Bill and Ted discuss Lee Thompson’s 1962 suspense thriller “Cape Fear,” featuring Robert Mitchum as Max Cady a hardened convict seeking revenge on prosecutor Sam Bowden, played by Gregory Peck, who helped send him away to prison for 8 eight years. Tension in this black and white film noir inspired pulp-fiction thriller mounts as Cady threatens Bowden’s wife and teenage daughter as the prosecutor is faced with the prospect of having to take the law into his own hands.
Bill and Ted discuss Christopher Nolan’s 2014 film “Interstellar,” featuring Matthew McConaughey as Joe Cooper a former NASA test pilot and engineer venturing into space to save the world and his family from a worldwide blight-induced famine: Cooper’s odyssey sees him brave relativity, wormholes, a gargantuan black hole and the best and worst aspects of humanity in the darkness of interstellar space.
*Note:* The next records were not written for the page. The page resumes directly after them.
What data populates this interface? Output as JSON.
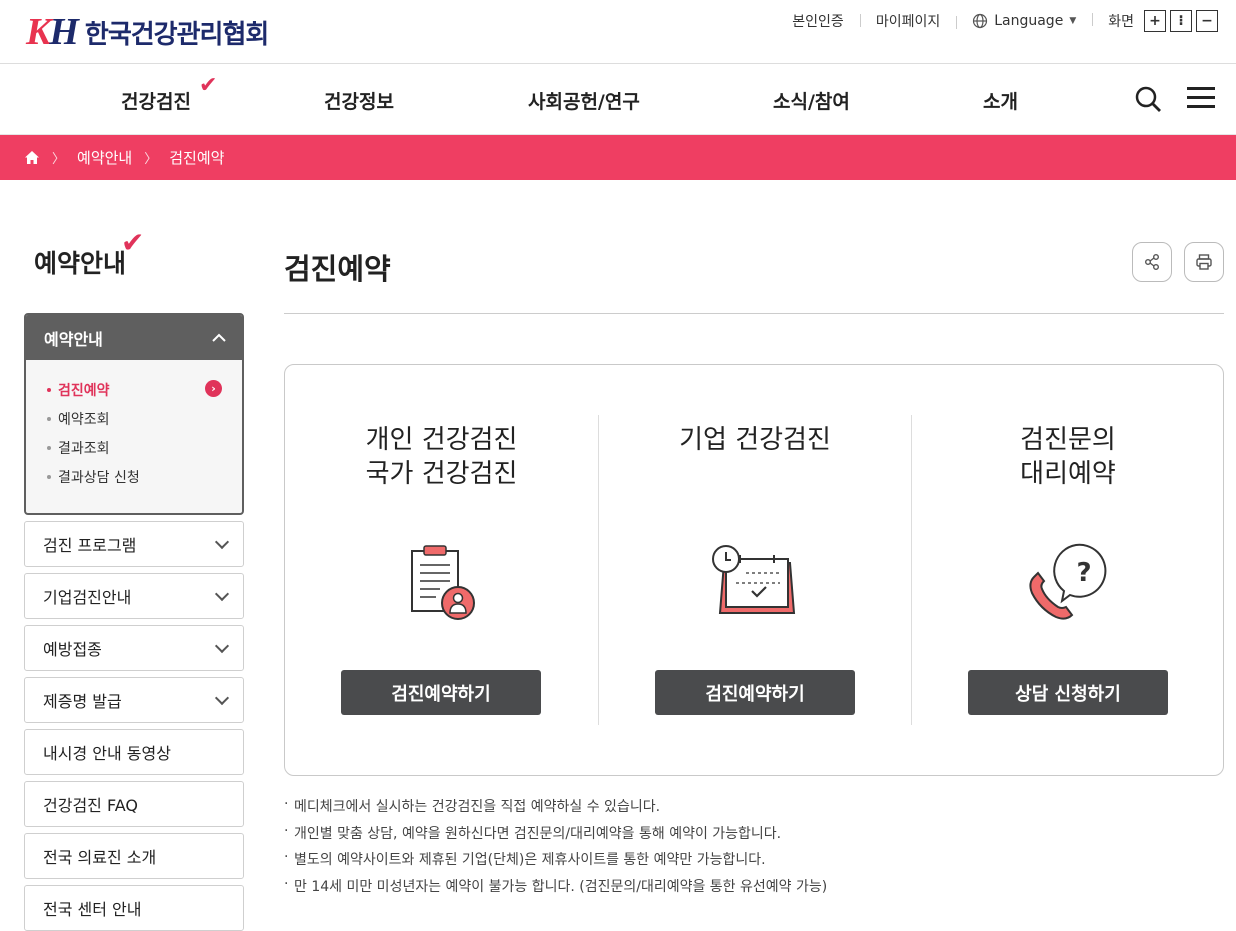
{
  "brand": {
    "logo_text": "KH",
    "name": "한국건강관리협회"
  },
  "util": {
    "verify": "본인인증",
    "mypage": "마이페이지",
    "language": "Language",
    "screen": "화면",
    "zoom_in": "+",
    "zoom_reset": "⁝",
    "zoom_out": "−"
  },
  "gnb": {
    "items": [
      "건강검진",
      "건강정보",
      "사회공헌/연구",
      "소식/참여",
      "소개"
    ]
  },
  "breadcrumb": {
    "items": [
      "예약안내",
      "검진예약"
    ]
  },
  "sidebar": {
    "title": "예약안내",
    "group": {
      "label": "예약안내",
      "items": [
        "검진예약",
        "예약조회",
        "결과조회",
        "결과상담 신청"
      ]
    },
    "nav": [
      "검진 프로그램",
      "기업검진안내",
      "예방접종",
      "제증명 발급",
      "내시경 안내 동영상",
      "건강검진 FAQ",
      "전국 의료진 소개",
      "전국 센터 안내"
    ]
  },
  "main": {
    "title": "검진예약",
    "cards": [
      {
        "title": "개인 건강검진\n국가 건강검진",
        "icon": "clipboard-person-icon",
        "button": "검진예약하기"
      },
      {
        "title": "기업 건강검진",
        "icon": "calendar-clock-icon",
        "button": "검진예약하기"
      },
      {
        "title": "검진문의\n대리예약",
        "icon": "phone-question-icon",
        "button": "상담 신청하기"
      }
    ],
    "notes": [
      "메디체크에서 실시하는 건강검진을 직접 예약하실 수 있습니다.",
      "개인별 맞춤 상담, 예약을 원하신다면 검진문의/대리예약을 통해 예약이 가능합니다.",
      "별도의 예약사이트와 제휴된 기업(단체)은 제휴사이트를 통한 예약만 가능합니다.",
      "만 14세 미만 미성년자는 예약이 불가능 합니다. (검진문의/대리예약을 통한 유선예약 가능)"
    ]
  },
  "colors": {
    "accent": "#ef3e62",
    "brand_navy": "#1d2a6b",
    "button": "#4a4b4d"
  }
}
A graceful film full of love and rockets, physics and ghosts, gravity and robots, the 5th dimension and even a sort of time travel co-starring Michael Caine, Anne Hathaway, Casey Affleck, Jessica Chastain, Topher Grace, Ellen Burstyn and a young Timothée Chalamet and Mackenzie Foy.
Bill and Ted discuss Alfred Hitchcock’s 1954 film “Rear Window,” featuring Jimmy Stewart as LB Jefferies a convalescing photo-journalist who can’t recuperate without spying on his neighbours with Grace Kelly as his socialite girlfriend Lisa who gets drawn into a world of intrigue. An intricately crafted claustrophobic mystery thriller about the ethics of surveillance and voyeurism with a plot that hinges on Jefferies’ suspicion that one of neighbours has committed murder. Hitchcock deftly provides tension coming from both inside and outside of Jefferies NYC Greenwich village apartment with the contrasting themes of romance and murder.
Bill and Ted are joined by Tom Caldwell from “Good Evening: An Alfred Hitchcock Podcast” for a conversation about Hitchcock director of The Birds (1963), North by Northwest (1959), Vertigo (1958) and his most famous work Psycho (1960). Often referred to as the father of horror flicks, his work is less about gore and more about suspense and tension. Loved by directors, critics and the public, Hitchcock provides just the right amount of white knuckled fear and cleaver storytelling to keep everyone hooked and on the edge of their seats.